Erich Pitcher interviews Kali Furman about her involvement with the Multiracial Beavers Oral History project. She discusses how she met Charlene Martinez, and how their relationship developed. She also discusses growing up in a predominantly white and religious community as an outsider due to her parents' marital status and atheism., -----, OSU Multiracial Beavers Oral History Project, 2016-2017 http://wpmu.library.oregonstate.edu/oregon-multicultural-archives/2017/08/04/multiracial-beavers/

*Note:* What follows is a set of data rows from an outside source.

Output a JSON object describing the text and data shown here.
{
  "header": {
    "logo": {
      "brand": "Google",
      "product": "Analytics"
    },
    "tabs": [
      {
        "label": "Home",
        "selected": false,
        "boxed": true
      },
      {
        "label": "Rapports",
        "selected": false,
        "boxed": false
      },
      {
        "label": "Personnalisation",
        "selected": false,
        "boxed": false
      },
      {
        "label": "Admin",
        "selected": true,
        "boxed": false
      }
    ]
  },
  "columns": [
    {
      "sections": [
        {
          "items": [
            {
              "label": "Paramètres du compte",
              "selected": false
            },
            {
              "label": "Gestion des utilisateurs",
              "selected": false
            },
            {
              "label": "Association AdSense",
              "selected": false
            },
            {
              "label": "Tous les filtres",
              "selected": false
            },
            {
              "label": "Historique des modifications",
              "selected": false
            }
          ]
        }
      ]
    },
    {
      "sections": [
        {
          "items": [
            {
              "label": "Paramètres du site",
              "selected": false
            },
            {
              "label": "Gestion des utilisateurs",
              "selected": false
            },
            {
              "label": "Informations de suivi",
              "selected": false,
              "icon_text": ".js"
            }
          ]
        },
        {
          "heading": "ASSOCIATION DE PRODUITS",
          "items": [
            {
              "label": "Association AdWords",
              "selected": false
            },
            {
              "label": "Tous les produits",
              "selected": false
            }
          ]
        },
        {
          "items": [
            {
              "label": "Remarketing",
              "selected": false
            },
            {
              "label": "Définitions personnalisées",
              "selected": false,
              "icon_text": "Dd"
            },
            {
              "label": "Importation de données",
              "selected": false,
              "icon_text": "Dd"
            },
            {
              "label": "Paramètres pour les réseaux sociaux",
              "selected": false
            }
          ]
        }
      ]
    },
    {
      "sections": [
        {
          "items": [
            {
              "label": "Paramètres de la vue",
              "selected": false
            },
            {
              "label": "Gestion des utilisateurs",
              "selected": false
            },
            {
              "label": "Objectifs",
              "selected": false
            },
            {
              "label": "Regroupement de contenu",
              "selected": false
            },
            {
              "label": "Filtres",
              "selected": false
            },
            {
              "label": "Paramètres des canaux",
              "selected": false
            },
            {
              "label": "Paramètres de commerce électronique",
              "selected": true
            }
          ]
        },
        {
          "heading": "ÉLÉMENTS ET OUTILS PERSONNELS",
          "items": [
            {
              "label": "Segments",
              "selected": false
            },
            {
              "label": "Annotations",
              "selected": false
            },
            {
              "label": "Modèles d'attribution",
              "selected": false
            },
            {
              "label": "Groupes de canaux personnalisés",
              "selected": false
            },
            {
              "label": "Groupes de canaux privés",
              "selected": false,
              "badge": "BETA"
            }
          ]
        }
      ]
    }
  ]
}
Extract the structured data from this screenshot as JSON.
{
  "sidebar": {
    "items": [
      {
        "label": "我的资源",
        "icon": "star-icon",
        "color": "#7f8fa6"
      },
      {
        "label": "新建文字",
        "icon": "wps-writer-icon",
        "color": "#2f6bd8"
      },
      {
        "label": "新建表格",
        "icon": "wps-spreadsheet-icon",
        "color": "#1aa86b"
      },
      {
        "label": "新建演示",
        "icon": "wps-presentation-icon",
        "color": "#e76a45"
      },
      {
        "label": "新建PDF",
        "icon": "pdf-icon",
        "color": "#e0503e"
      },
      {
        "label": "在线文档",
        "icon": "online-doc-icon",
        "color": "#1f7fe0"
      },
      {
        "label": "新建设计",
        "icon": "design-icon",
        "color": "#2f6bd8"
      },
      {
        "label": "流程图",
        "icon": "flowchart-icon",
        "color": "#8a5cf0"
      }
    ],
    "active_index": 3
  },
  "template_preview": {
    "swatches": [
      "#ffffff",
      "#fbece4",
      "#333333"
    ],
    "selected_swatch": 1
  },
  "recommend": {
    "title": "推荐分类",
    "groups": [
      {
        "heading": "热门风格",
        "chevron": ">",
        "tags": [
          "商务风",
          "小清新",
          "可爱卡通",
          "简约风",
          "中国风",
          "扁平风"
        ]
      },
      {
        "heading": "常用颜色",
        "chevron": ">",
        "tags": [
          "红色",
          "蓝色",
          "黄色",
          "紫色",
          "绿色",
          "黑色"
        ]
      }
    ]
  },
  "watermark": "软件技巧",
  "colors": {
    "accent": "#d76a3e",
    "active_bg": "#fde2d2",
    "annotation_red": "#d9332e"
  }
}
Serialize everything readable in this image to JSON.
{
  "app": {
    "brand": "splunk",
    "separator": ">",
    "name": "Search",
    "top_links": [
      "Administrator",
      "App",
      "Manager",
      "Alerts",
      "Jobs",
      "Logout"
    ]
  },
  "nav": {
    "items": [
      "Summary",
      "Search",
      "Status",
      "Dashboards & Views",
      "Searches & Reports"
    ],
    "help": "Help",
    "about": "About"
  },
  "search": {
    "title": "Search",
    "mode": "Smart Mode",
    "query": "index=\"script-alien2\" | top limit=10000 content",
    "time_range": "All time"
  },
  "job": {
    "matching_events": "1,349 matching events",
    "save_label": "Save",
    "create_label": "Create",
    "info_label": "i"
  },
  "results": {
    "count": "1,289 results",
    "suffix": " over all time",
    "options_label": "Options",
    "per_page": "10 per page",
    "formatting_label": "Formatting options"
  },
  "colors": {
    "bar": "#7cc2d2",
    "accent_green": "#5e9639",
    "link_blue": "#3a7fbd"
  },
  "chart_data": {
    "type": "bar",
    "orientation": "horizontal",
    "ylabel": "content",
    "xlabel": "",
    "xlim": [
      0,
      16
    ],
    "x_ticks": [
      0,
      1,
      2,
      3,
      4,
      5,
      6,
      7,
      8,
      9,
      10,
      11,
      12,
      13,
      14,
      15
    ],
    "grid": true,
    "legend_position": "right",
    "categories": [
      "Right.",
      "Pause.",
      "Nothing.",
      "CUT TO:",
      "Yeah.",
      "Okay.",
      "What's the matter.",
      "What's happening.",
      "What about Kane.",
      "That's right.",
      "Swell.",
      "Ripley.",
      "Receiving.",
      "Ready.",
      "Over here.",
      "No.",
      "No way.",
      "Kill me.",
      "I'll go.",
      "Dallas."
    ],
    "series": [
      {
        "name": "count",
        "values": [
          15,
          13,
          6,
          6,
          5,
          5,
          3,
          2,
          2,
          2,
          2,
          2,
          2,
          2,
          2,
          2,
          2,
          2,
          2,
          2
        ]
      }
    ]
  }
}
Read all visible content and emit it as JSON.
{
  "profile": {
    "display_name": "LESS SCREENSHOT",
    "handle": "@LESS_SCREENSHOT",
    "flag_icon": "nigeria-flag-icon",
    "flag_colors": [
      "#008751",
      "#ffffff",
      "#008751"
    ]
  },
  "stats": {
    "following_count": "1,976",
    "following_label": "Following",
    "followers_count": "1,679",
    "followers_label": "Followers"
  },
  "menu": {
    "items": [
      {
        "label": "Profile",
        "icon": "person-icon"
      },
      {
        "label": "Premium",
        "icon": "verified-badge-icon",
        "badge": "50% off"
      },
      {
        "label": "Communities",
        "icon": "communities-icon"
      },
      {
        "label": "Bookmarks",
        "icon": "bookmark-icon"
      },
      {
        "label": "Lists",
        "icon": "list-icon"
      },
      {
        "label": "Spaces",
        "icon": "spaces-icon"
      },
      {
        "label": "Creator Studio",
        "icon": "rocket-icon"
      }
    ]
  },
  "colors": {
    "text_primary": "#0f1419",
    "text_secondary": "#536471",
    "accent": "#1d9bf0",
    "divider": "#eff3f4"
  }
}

Trujillo, Juan, October 29, 2014. This interview begins with Juan Trujillo’s background, including where he was raised and the background of his parents. Trujillo then discusses his education from high school to college at BYU and then in Texas. He also mentions several of his past mentors before stating his reasons for choosing to apply for a job at Oregon State University. After this, he details the past job duties he has held and his current position as assistant professor in the School of Language, Culture, and Society. The classes he teaches and has taught range from Spanish linguistics, to English linguistics, to the Spanish Learning Community class, to DPD courses. Staying with the theme of OSU, Trujillo notes several people of importance from the university. To focus on diversity at OSU, Trujillo chronicles the changes in diversity at the university, the failures of the current OSU administrative bureaucracy to effect change, the cultural centers, his role in supporting faculty of color, and his recommendations for a more diverse campus. Trujillo highlights the lack of access to resources that people of color face at OSU and in Corvallis due to its limitations as a small community. Then, speaking on a national level, Trujillo talks of the racism and wage disparity that many minorities face. The interview transitions into a more personal tone when Trujillo relays his decision to obtain a PhD, his recognition of his ethnic background, his production of a short film documentary regarding gay Mormon experiences, and his expressions through writing. To end the interview, Trujillo highlights his challenges at the university in regards to receiving tenure as well as noting his accomplishments. [Interview conducted by Buddy Terry, Reilly Quinn, and William Rowley as part of the Fall 2014 U-Engage ALS 199 “Untold Stories: Histories of People of Color in Oregon” OSU Faculty/Staff Oral History Project compiled to create the digital book Untold Stories: Oral Histories of Faculty & Staff of Color at Oregon State University. Video available online.